As I was writing yesterday’s post, I realized that much of the writing and written communication that we do are in the form of email, whether we like it or not, and that all of the ‘etiquette’ and best practices around emailing warranted a completely separate post. Some of these tips will be the same or overlap with the ones I gave in my last post, and while that may be repetitive, my goal is to give you an additional perspective on them through the lens of email writing specifically.
I should also disclaim that while these tips apply to professional settings (among others), your workplace culture may carry a different set of expectations. Use your judgment to apply the tips that are appropriate.
Break your content into separate paragraphs. Even if you only have 2 or 3 sentences, splitting them up with a few line breaks maximizes readability. Of course, do this logically and intentionally.
Keep it concise. This is self-explanatory. When possible, I like to write a first draft and go back and re-read it with fresh eyes. I often identify places where I can remove and rephrase to be more concise.
Know your audience. Are you explaining something technical to a colleague? A thorough email is appropriate. (This might also be a great opportunity to document this information in a more permanent and shareable way than email.) Emailing your boss’ boss? You’ll definitely want to keep it brief, and keep the extra information in your back pocket in case of followup questions or conversation. Messaging a customer? Maintain a friendly tone. Tailor your message and structure to the recipient.
Re-read and revise. I mentioned this in yesterday’s post – and in a previous tip in this one – but if you take one thing away, I cannot emphasize enough the importance of re-reading any piece of written communication before you send it. Once you’ve finished a draft of an email, go back and re-read it, ideally putting yourself in the shoes of the recipient. This extra step before clicking Send enables you to make your email more concise, tailor your message, and ensure you’re expressing what you want to convey.
Don’t Reply-All. I’m not thrilled that I need to include this in 2020, but sadly, here we are.
Reply in a timely manner … To avoid the risk of receiving an infamous, “Just following up …”, respond to emails on time. Just as you need others’ input to complete your work, others need that same support from you. Keep common courtesy in mind. While the definition of ‘timely’ varies widely by company, and even by department, if you have your own small business or Etsy shop, I recommend responding same-day whenever possible. (Sidenote – The people who send an email and send a followup or message you an hour later with, “Did you get my email?????” – don’t entertain them. They can wait.)
… without replying immediately. On the flip side, I caution against making a habit of responding to emails immediately. Of course, use your judgment on this one, but those immediate responses teach others that you will always respond right away, and they will come to expect that and nothing less. On top of that, getting into a realtime back-and-forth email chain quickly gets cumbersome. Show others that you respect your time, and they will follow suit.
Set expectations and follow through on commitments.
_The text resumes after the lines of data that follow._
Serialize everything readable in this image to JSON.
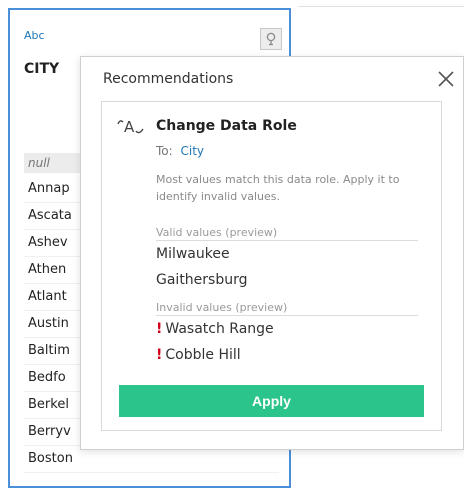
{
  "field": {
    "type_label": "Abc",
    "name": "CITY",
    "name_trail": "",
    "null_label": "null",
    "values": [
      "Annap",
      "Ascata",
      "Ashev",
      "Athen",
      "Atlant",
      "Austin",
      "Baltim",
      "Bedfo",
      "Berkel",
      "Berryv",
      "Boston"
    ]
  },
  "popup": {
    "title": "Recommendations",
    "card": {
      "title": "Change Data Role",
      "to_label": "To:",
      "to_value": "City",
      "description": "Most values match this data role. Apply it to identify invalid values.",
      "valid_label": "Valid values (preview)",
      "valid_values": [
        "Milwaukee",
        "Gaithersburg"
      ],
      "invalid_label": "Invalid values (preview)",
      "invalid_values": [
        "Wasatch Range",
        "Cobble Hill"
      ],
      "invalid_marker": "!",
      "apply_label": "Apply"
    }
  },
  "colors": {
    "accent_blue": "#1f77b4",
    "apply_green": "#2bc48a",
    "invalid_red": "#d0021b",
    "card_border": "#4a90d9"
  },
  "icons": {
    "bulb": "lightbulb-icon",
    "close": "close-icon",
    "data_role": "data-role-icon"
  }
}
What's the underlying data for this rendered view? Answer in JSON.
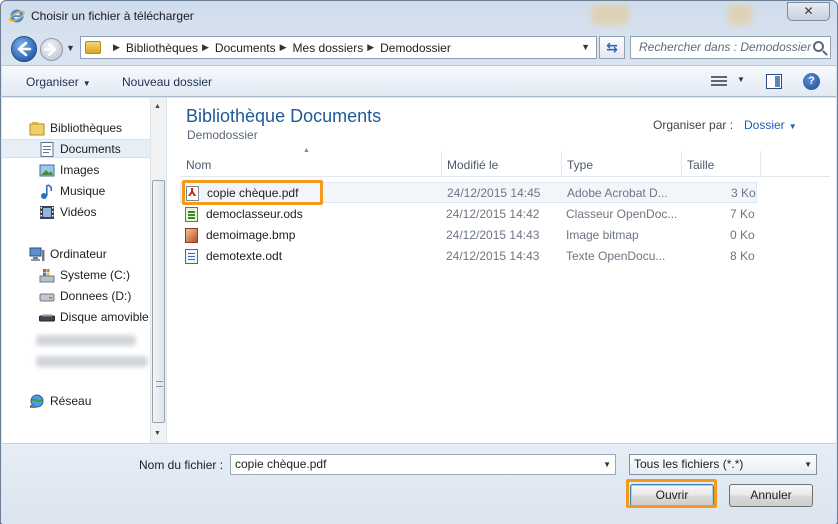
{
  "window": {
    "title": "Choisir un fichier à télécharger",
    "close_label": "✕"
  },
  "address": {
    "crumbs": [
      "Bibliothèques",
      "Documents",
      "Mes dossiers",
      "Demodossier"
    ],
    "search_placeholder": "Rechercher dans : Demodossier"
  },
  "toolbar": {
    "organize_label": "Organiser",
    "new_folder_label": "Nouveau dossier",
    "help_label": "?"
  },
  "nav": {
    "items": [
      {
        "label": "Bibliothèques",
        "icon": "libraries-icon"
      },
      {
        "label": "Documents",
        "icon": "documents-icon",
        "selected": true
      },
      {
        "label": "Images",
        "icon": "images-icon"
      },
      {
        "label": "Musique",
        "icon": "music-icon"
      },
      {
        "label": "Vidéos",
        "icon": "videos-icon"
      },
      {
        "label": "Ordinateur",
        "icon": "computer-icon"
      },
      {
        "label": "Systeme (C:)",
        "icon": "system-drive-icon"
      },
      {
        "label": "Donnees (D:)",
        "icon": "drive-icon"
      },
      {
        "label": "Disque amovible",
        "icon": "removable-drive-icon"
      },
      {
        "label": "Réseau",
        "icon": "network-icon"
      }
    ]
  },
  "main": {
    "library_title": "Bibliothèque Documents",
    "library_subtitle": "Demodossier",
    "arrange_label": "Organiser par :",
    "arrange_value": "Dossier",
    "columns": [
      "Nom",
      "Modifié le",
      "Type",
      "Taille"
    ],
    "files": [
      {
        "name": "copie chèque.pdf",
        "modified": "24/12/2015 14:45",
        "type": "Adobe Acrobat D...",
        "size": "3 Ko",
        "icon": "pdf-file-icon",
        "selected": true
      },
      {
        "name": "democlasseur.ods",
        "modified": "24/12/2015 14:42",
        "type": "Classeur OpenDoc...",
        "size": "7 Ko",
        "icon": "spreadsheet-file-icon"
      },
      {
        "name": "demoimage.bmp",
        "modified": "24/12/2015 14:43",
        "type": "Image bitmap",
        "size": "0 Ko",
        "icon": "image-file-icon"
      },
      {
        "name": "demotexte.odt",
        "modified": "24/12/2015 14:43",
        "type": "Texte OpenDocu...",
        "size": "8 Ko",
        "icon": "text-file-icon"
      }
    ]
  },
  "bottom": {
    "filename_label": "Nom du fichier :",
    "filename_value": "copie chèque.pdf",
    "filter_value": "Tous les fichiers (*.*)",
    "open_label": "Ouvrir",
    "cancel_label": "Annuler"
  },
  "colors": {
    "accent_highlight": "#f39a1c",
    "title_blue": "#1e5a96"
  }
}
I love employing this technique, especially if I know my reply will require extra time or research. Shortly after receiving an email, I will respond with a brief note that goes something like this: “Quickly letting you know that I received your email and need some time to review your questions and respond thoroughly. I’ll get back to you no later than Wednesday.” This technique acknowledges that I’m not ignoring the sender and buys me time to craft a response (amid the other tasks I likely have on deck) – the key is that I follow through on the commitment that I set. Setting the expectation (“I’ll get back to you by Wednesday.”) allows you to control your time, and following through on it builds trust with your counterparts.
Pick up the phone. At the end of the day, a 5-minute phone conversation can have an exponentially greater impact than the most perfectly-crafted email. If email is needed for documentation or traceability, you can always send a followup recapping the conversation. In addition to typically being quicker, over-the-phone and face-to-face discussions build relationships and rapport.
Email is a fantastic communication tool (and it’s hard to imagine life before it!) but can easily become overused and a point of frustration or dread. Use these tips to maintain your sanity as you navigate customer inquiries and coworker back-and-forth, and hopefully reclaim control over your time.